Up until the turn of the century, most people were using colon and parentheses (along with other punctuation marks) to create faces in their texts, instant messages, and emails. If users wanted to send pictures, the files were gigantic, putting a huge amount of strain on the mobile networks, which were still in their relative infancy. Japan was one of the first countries were this became a major issue for mobile networks and their engineers were scrambling to find a solution. On the smaller screen, communicating what you wanted to communicate quickly was becoming more and more difficult.
What was that solution? The invention of the emoji. The word “emoji” simply means “picture characters.” It was an efficient way to solve the issue of trying to communicate with pictures, especially because, at the time, most text messages had hard and fast character limits. Some phones and networks limited you to sixty characters—that’s less than half a tweet. An emoji would only take up on character’s space. Used the right way, they could go a long way towards communicating what you wanted to communicate. It was the engineers at DoKoMo who cracked the code and enabled users to send these standardized pictographs in their text messages.
One of the innovators responsible for the emoji is Shigetaka Kurita. He cites weather forecasts as one of the inspirations for the creation of the emoji. Weather services, instead of writing out what the weather would be, would simply provide you with an image. A sun meant a sunny, warm day. A sun with clouds, partly cloudy. Everyone already understood these images, without the need for any accompanying text. This made communication, especially on a cellphone with limited screen space, much more streamlined and easy to understand.
He took this idea and proposed the first set of emojis to be used on handheld devices. The creation of the emoji set, Kurita says, was borne from watching how people communicate when they are face to face, and looking for images that could represent those same facial expressions and body language that are an essential part of human communication.
They became a simple way to say, “I like this,” or “I love you,” or even “Let’s meet up at the mall,” without actually having to type out those words. It became a way of injecting meaning and emotion into texts that would otherwise be without either. The same sentence could take on two different meanings, depending on what emoji it was tagged with. The emoji made it possible to communicate more complexly through a medium where it used to be difficult to provide detailed and subtle communications.
This is not, however, where emojis begin and end. In the year 2000, the emoji began to become standardized in Japanese handsets. The first set of 180 emojis were created. They were very simple in comparison to what we have today, essentially pixel art of familiar images, ranging from arrows to a range of smiley faces. Each emoji was given a specific meaning and they began to be incorporated into every handset.
Over the next ten years, emojis began to spread in usage, eventually arriving in America. Now, just about every phone and operating system has the same set of emojis.

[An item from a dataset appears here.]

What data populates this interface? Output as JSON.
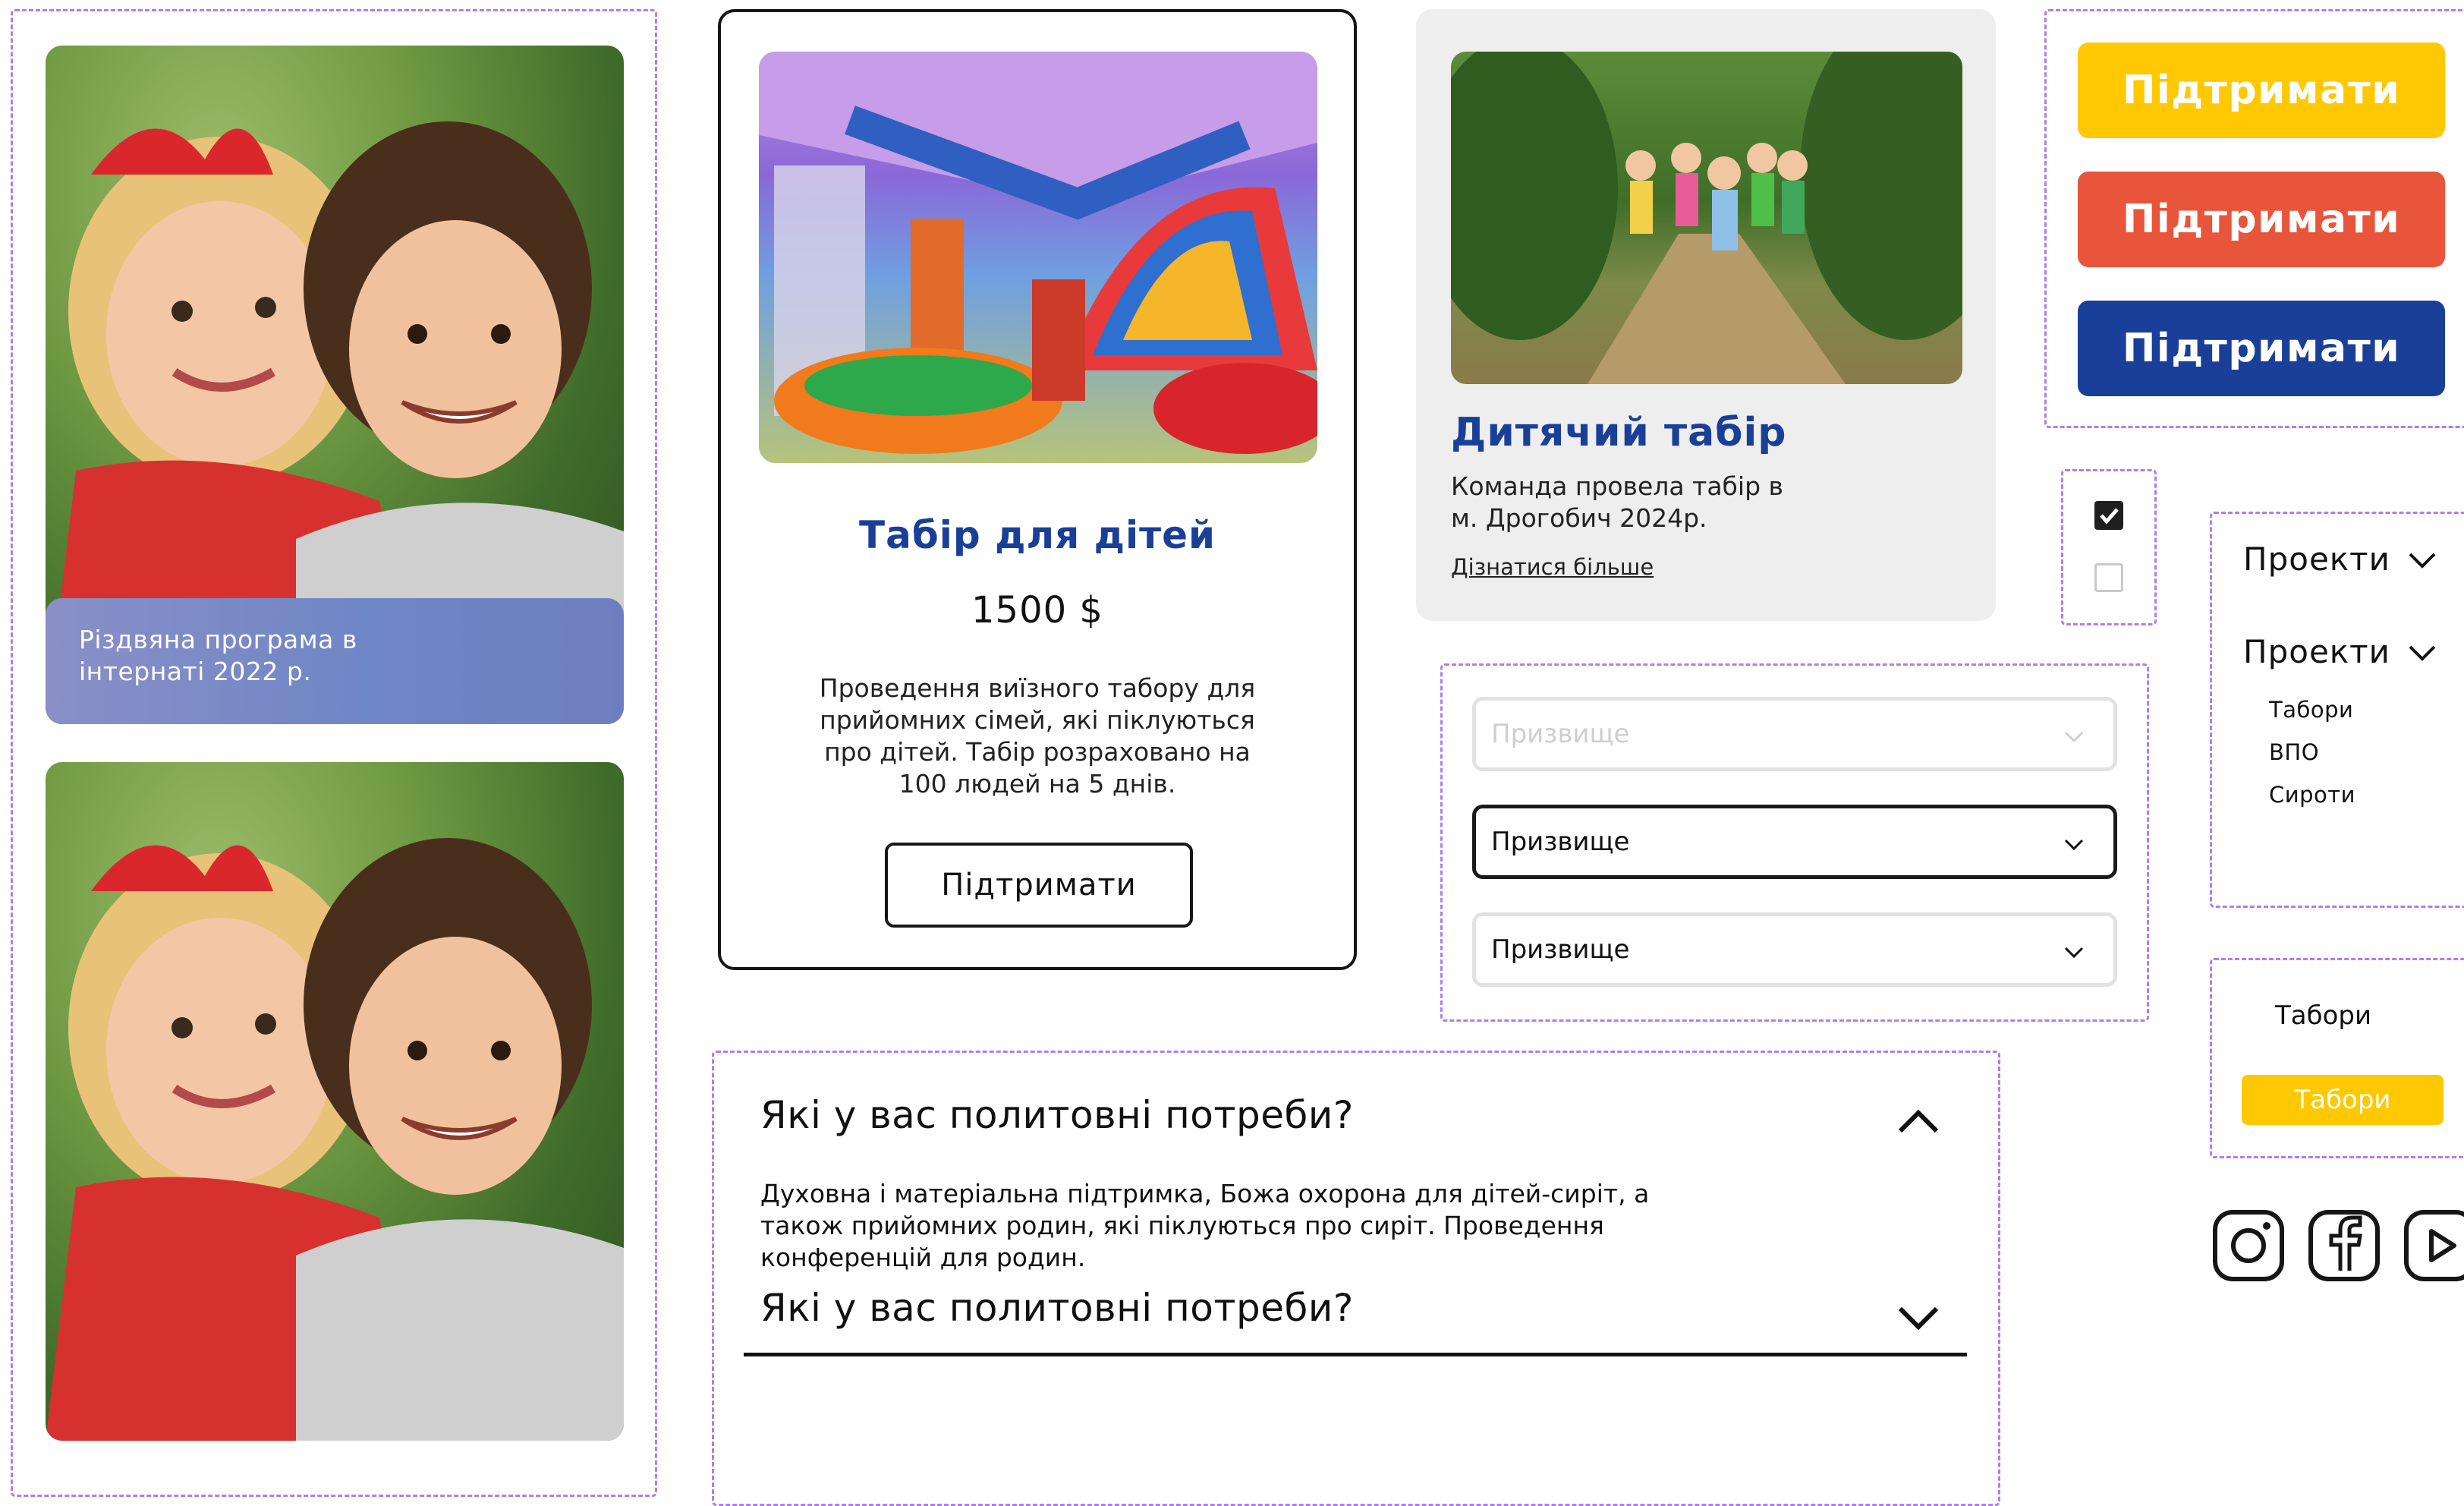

From phones, they spread to instant messaging platforms, and then to social media, where they can now be used in status updates. The emoji has become an essential part of our online and person to person communication. They shape how we relate to one another and how we understand one another.